_TO DO_:
For each line below that holds "通过曲线网格", return the line as it stands.

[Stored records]
----

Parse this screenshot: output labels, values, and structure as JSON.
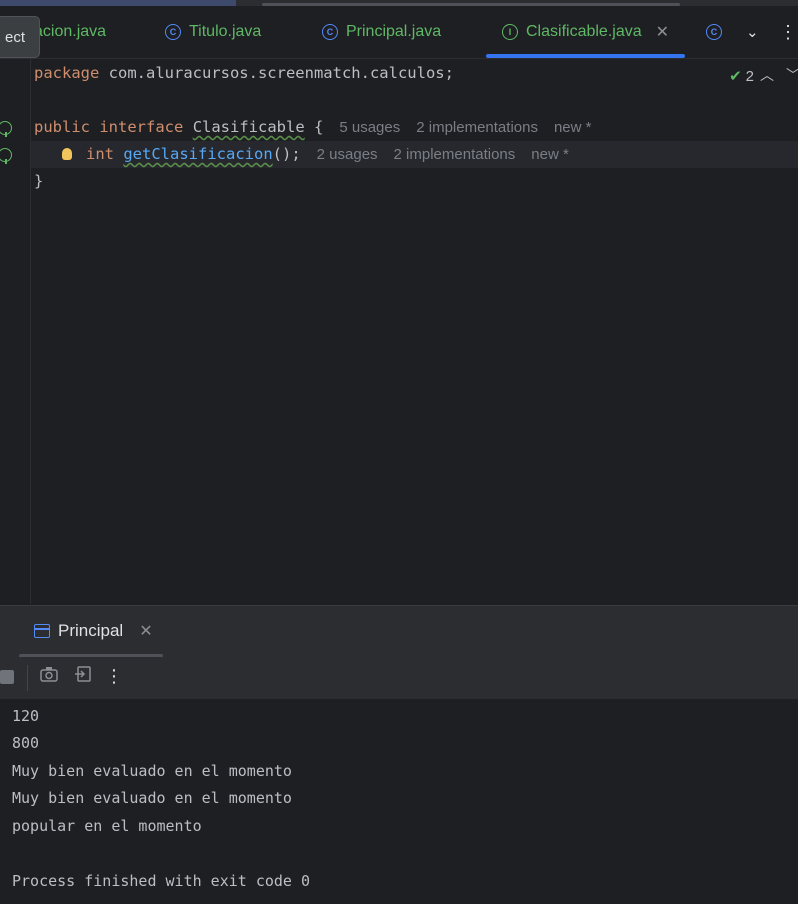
{
  "tabs": [
    {
      "label": "acion.java",
      "icon": "class-icon",
      "active": false
    },
    {
      "label": "Titulo.java",
      "icon": "class-icon",
      "active": false
    },
    {
      "label": "Principal.java",
      "icon": "runnable-class-icon",
      "active": false
    },
    {
      "label": "Clasificable.java",
      "icon": "interface-icon",
      "active": true
    },
    {
      "label": "",
      "icon": "class-icon",
      "active": false
    }
  ],
  "project_popup": {
    "label": "ect"
  },
  "editor": {
    "lines": [
      {
        "package_kw": "package",
        "package_name": " com.aluracursos.screenmatch.calculos;"
      },
      {},
      {
        "kw1": "public",
        "kw2": "interface",
        "name": "Clasificable",
        "rest": " {",
        "usages": "5 usages",
        "impls": "2 implementations",
        "new": "new *"
      },
      {
        "type": "int",
        "method": "getClasificacion",
        "rest": "();",
        "usages": "2 usages",
        "impls": "2 implementations",
        "new": "new *"
      },
      {
        "text": "}"
      }
    ],
    "inspection_count": "2",
    "colors": {
      "keyword": "#cf8e6d",
      "method": "#56a8f5",
      "hint": "#7a7e85"
    }
  },
  "run_panel": {
    "tab_label": "Principal",
    "output": [
      "120",
      "800",
      "Muy bien evaluado en el momento",
      "Muy bien evaluado en el momento",
      "popular en el momento",
      "",
      "Process finished with exit code 0"
    ]
  }
}
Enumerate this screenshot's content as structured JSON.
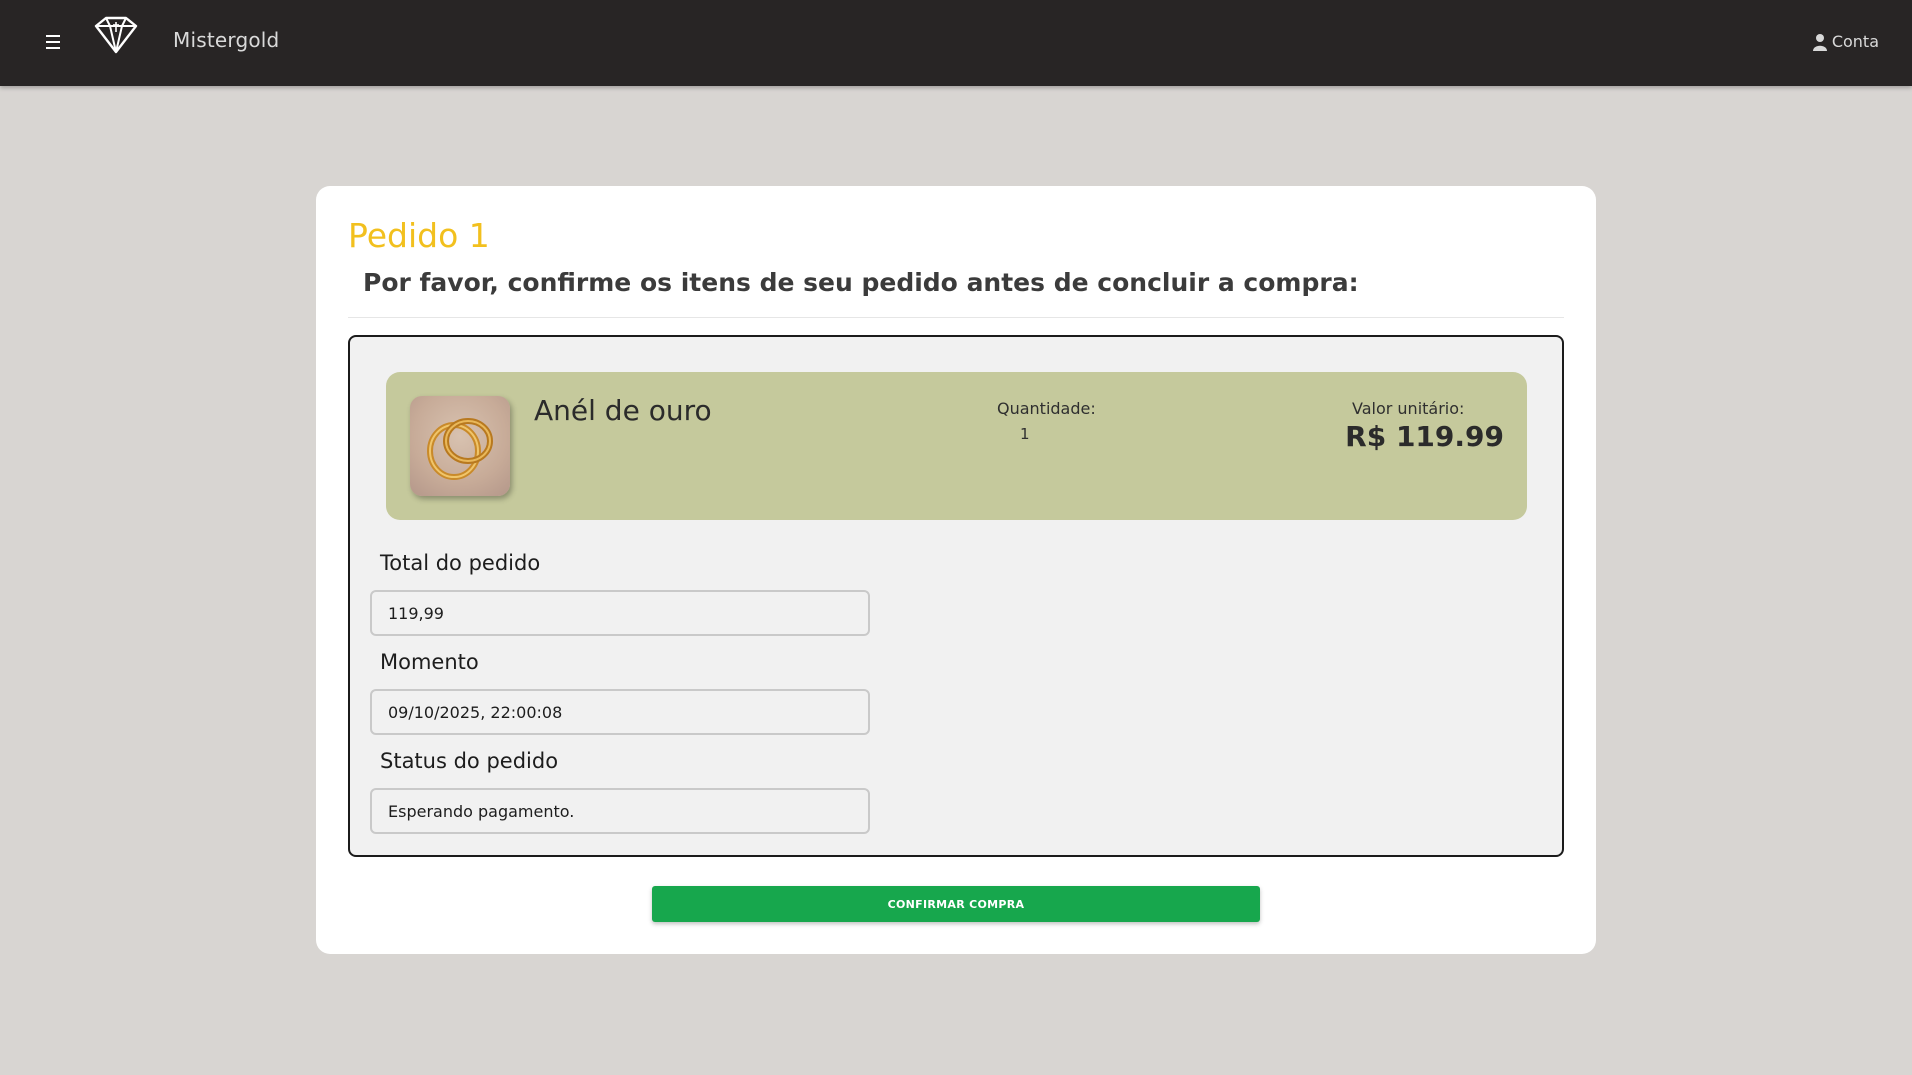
{
  "navbar": {
    "brand": "Mistergold",
    "account_label": "Conta"
  },
  "order": {
    "title": "Pedido 1",
    "subtitle": "Por favor, confirme os itens de seu pedido antes de concluir a compra:"
  },
  "items": [
    {
      "name": "Anél de ouro",
      "quantity_label": "Quantidade:",
      "quantity": "1",
      "price_label": "Valor unitário:",
      "price": "R$ 119.99",
      "image_icon": "gold-rings-image"
    }
  ],
  "fields": {
    "total_label": "Total do pedido",
    "total_value": "119,99",
    "moment_label": "Momento",
    "moment_value": "09/10/2025, 22:00:08",
    "status_label": "Status do pedido",
    "status_value": "Esperando pagamento."
  },
  "actions": {
    "confirm_label": "CONFIRMAR COMPRA"
  },
  "colors": {
    "navbar_bg": "#282525",
    "page_bg": "#d8d5d2",
    "title_accent": "#f2c01e",
    "item_card_bg": "#c5c99c",
    "confirm_button": "#17a74d"
  }
}
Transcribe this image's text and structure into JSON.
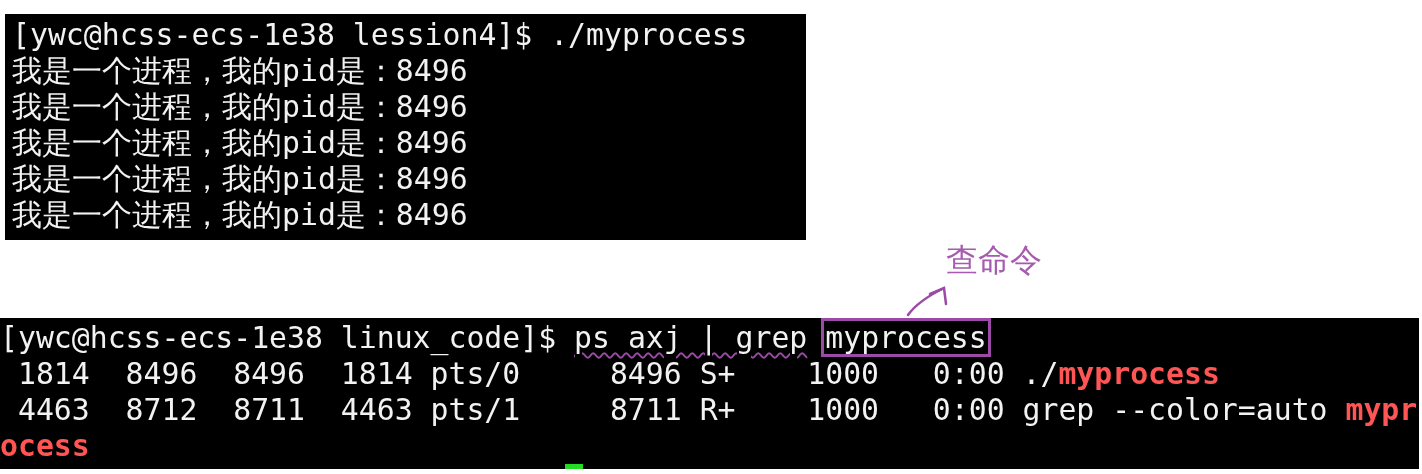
{
  "terminals": [
    {
      "lines": [
        {
          "segments": [
            {
              "text": "[ywc@hcss-ecs-1e38 lession4]$ ./myprocess",
              "highlight": false
            }
          ]
        },
        {
          "segments": [
            {
              "text": "我是一个进程，我的pid是：8496",
              "highlight": false
            }
          ]
        },
        {
          "segments": [
            {
              "text": "我是一个进程，我的pid是：8496",
              "highlight": false
            }
          ]
        },
        {
          "segments": [
            {
              "text": "我是一个进程，我的pid是：8496",
              "highlight": false
            }
          ]
        },
        {
          "segments": [
            {
              "text": "我是一个进程，我的pid是：8496",
              "highlight": false
            }
          ]
        },
        {
          "segments": [
            {
              "text": "我是一个进程，我的pid是：8496",
              "highlight": false
            }
          ]
        }
      ],
      "cursor_visible": false
    },
    {
      "lines": [
        {
          "segments": [
            {
              "text": "[ywc@hcss-ecs-1e38 linux_code]$ ",
              "highlight": false
            },
            {
              "text": "ps axj | grep",
              "highlight": false,
              "underlined": true
            },
            {
              "text": "myprocess",
              "highlight": false,
              "boxed": true
            }
          ]
        },
        {
          "segments": [
            {
              "text": " 1814  8496  8496  1814 pts/0     8496 S+    1000   0:00 ./",
              "highlight": false
            },
            {
              "text": "myprocess",
              "highlight": true
            }
          ]
        },
        {
          "segments": [
            {
              "text": " 4463  8712  8711  4463 pts/1     8711 R+    1000   0:00 grep --color=auto ",
              "highlight": false
            },
            {
              "text": "mypr",
              "highlight": true
            }
          ]
        },
        {
          "segments": [
            {
              "text": "ocess",
              "highlight": true
            }
          ]
        }
      ],
      "cursor_visible": true
    }
  ],
  "annotation": {
    "label": "查命令"
  }
}
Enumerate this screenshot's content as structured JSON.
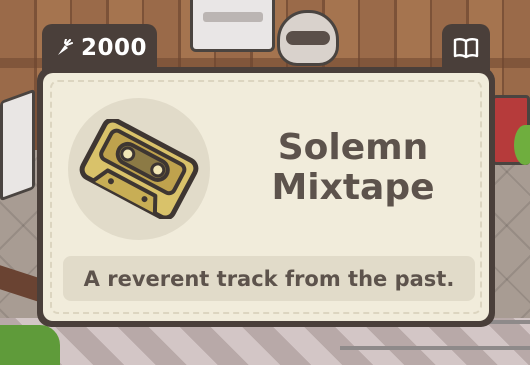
{
  "currency": {
    "value": "2000",
    "icon": "carrot-icon",
    "color": "#e06a2a"
  },
  "book_button": {
    "icon": "open-book-icon"
  },
  "item": {
    "name_line1": "Solemn",
    "name_line2": "Mixtape",
    "description": "A reverent track from the past.",
    "icon": "cassette-tape-icon"
  },
  "colors": {
    "panel_dark": "#4a3f3a",
    "card_bg": "#f1ecdb",
    "text": "#5d534c",
    "cassette_gold": "#d9c26a"
  }
}
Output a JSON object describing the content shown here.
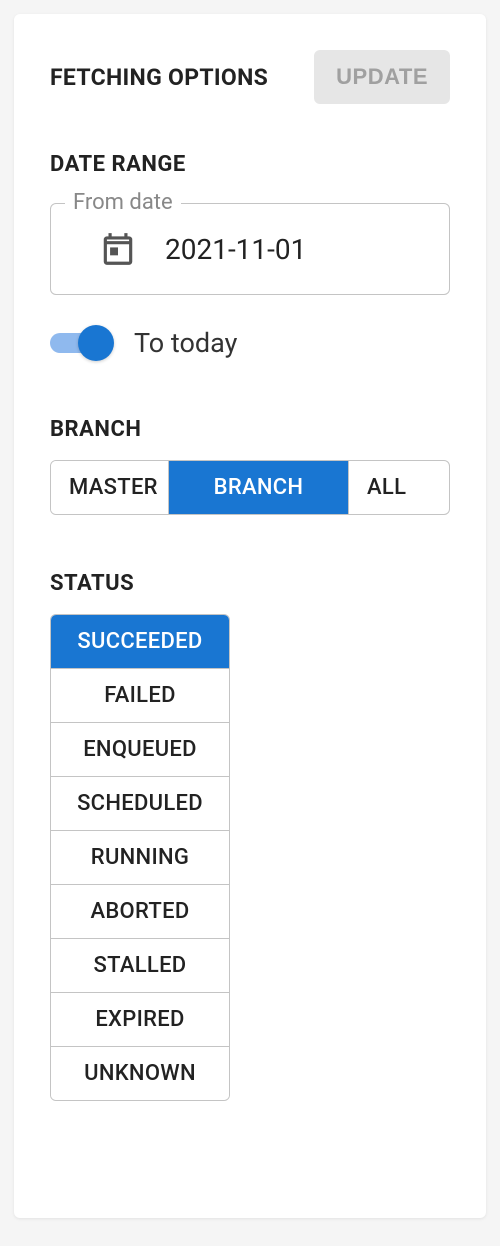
{
  "header": {
    "title": "FETCHING OPTIONS",
    "update_label": "UPDATE"
  },
  "date_range": {
    "title": "DATE RANGE",
    "from_label": "From date",
    "from_value": "2021-11-01",
    "to_today_label": "To today",
    "to_today_enabled": true
  },
  "branch": {
    "title": "BRANCH",
    "options": [
      {
        "label": "MASTER",
        "selected": false
      },
      {
        "label": "BRANCH",
        "selected": true
      },
      {
        "label": "ALL",
        "selected": false
      }
    ]
  },
  "status": {
    "title": "STATUS",
    "options": [
      {
        "label": "SUCCEEDED",
        "selected": true
      },
      {
        "label": "FAILED",
        "selected": false
      },
      {
        "label": "ENQUEUED",
        "selected": false
      },
      {
        "label": "SCHEDULED",
        "selected": false
      },
      {
        "label": "RUNNING",
        "selected": false
      },
      {
        "label": "ABORTED",
        "selected": false
      },
      {
        "label": "STALLED",
        "selected": false
      },
      {
        "label": "EXPIRED",
        "selected": false
      },
      {
        "label": "UNKNOWN",
        "selected": false
      }
    ]
  }
}
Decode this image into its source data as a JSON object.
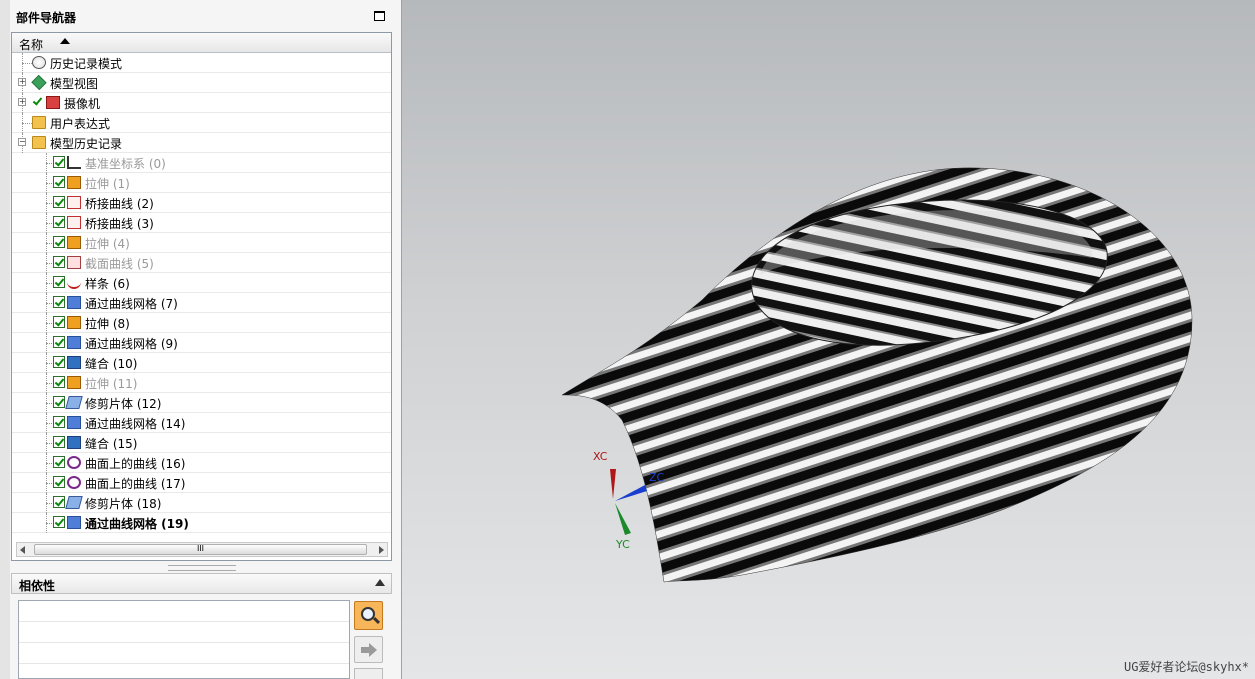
{
  "navigator": {
    "title": "部件导航器",
    "column_name": "名称"
  },
  "tree": [
    {
      "label": "历史记录模式",
      "icon": "clock-icon",
      "level": 0
    },
    {
      "label": "模型视图",
      "icon": "model-view-icon",
      "level": 0,
      "expander": "+"
    },
    {
      "label": "摄像机",
      "icon": "camera-icon",
      "level": 0,
      "expander": "+",
      "checked": true
    },
    {
      "label": "用户表达式",
      "icon": "folder-icon",
      "level": 0
    },
    {
      "label": "模型历史记录",
      "icon": "folder-open-icon",
      "level": 0,
      "expander": "-"
    },
    {
      "label": "基准坐标系 (0)",
      "icon": "datum-csys-icon",
      "level": 1,
      "checked": true,
      "dim": true
    },
    {
      "label": "拉伸 (1)",
      "icon": "extrude-icon",
      "level": 1,
      "checked": true,
      "dim": true
    },
    {
      "label": "桥接曲线 (2)",
      "icon": "bridge-curve-icon",
      "level": 1,
      "checked": true
    },
    {
      "label": "桥接曲线 (3)",
      "icon": "bridge-curve-icon",
      "level": 1,
      "checked": true
    },
    {
      "label": "拉伸 (4)",
      "icon": "extrude-icon",
      "level": 1,
      "checked": true,
      "dim": true
    },
    {
      "label": "截面曲线 (5)",
      "icon": "section-curve-icon",
      "level": 1,
      "checked": true,
      "dim": true
    },
    {
      "label": "样条 (6)",
      "icon": "spline-icon",
      "level": 1,
      "checked": true
    },
    {
      "label": "通过曲线网格 (7)",
      "icon": "curve-mesh-icon",
      "level": 1,
      "checked": true
    },
    {
      "label": "拉伸 (8)",
      "icon": "extrude-icon",
      "level": 1,
      "checked": true
    },
    {
      "label": "通过曲线网格 (9)",
      "icon": "curve-mesh-icon",
      "level": 1,
      "checked": true
    },
    {
      "label": "缝合 (10)",
      "icon": "sew-icon",
      "level": 1,
      "checked": true
    },
    {
      "label": "拉伸 (11)",
      "icon": "extrude-icon",
      "level": 1,
      "checked": true,
      "dim": true
    },
    {
      "label": "修剪片体 (12)",
      "icon": "trim-sheet-icon",
      "level": 1,
      "checked": true
    },
    {
      "label": "通过曲线网格 (14)",
      "icon": "curve-mesh-icon",
      "level": 1,
      "checked": true
    },
    {
      "label": "缝合 (15)",
      "icon": "sew-icon",
      "level": 1,
      "checked": true
    },
    {
      "label": "曲面上的曲线 (16)",
      "icon": "curve-on-surface-icon",
      "level": 1,
      "checked": true
    },
    {
      "label": "曲面上的曲线 (17)",
      "icon": "curve-on-surface-icon",
      "level": 1,
      "checked": true
    },
    {
      "label": "修剪片体 (18)",
      "icon": "trim-sheet-icon",
      "level": 1,
      "checked": true
    },
    {
      "label": "通过曲线网格 (19)",
      "icon": "curve-mesh-icon",
      "level": 1,
      "checked": true,
      "bold": true
    }
  ],
  "scrollbar": {
    "grip": "III"
  },
  "dependencies": {
    "title": "相依性"
  },
  "viewport": {
    "axes": {
      "x": "XC",
      "y": "YC",
      "z": "ZC"
    },
    "watermark": "UG爱好者论坛@skyhx*"
  },
  "colors": {
    "x_axis": "#b01818",
    "y_axis": "#1a8a2a",
    "z_axis": "#1a3fd0"
  }
}
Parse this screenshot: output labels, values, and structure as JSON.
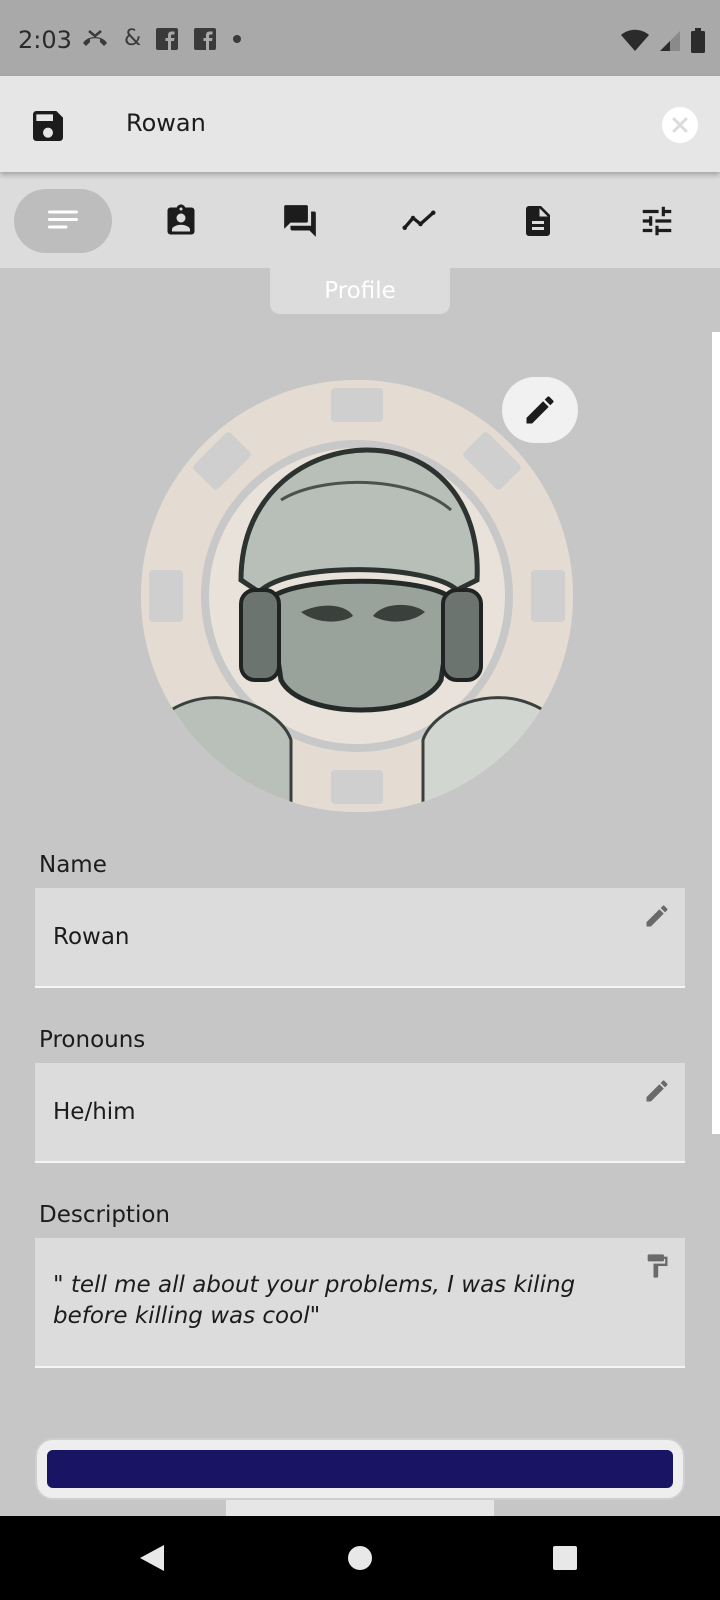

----

_YOUR SOLUTION_:
      "label": "通过曲线网格 (7)",
      "label": "通过曲线网格 (9)",
      "label": "通过曲线网格 (14)",
      "label": "通过曲线网格 (19)",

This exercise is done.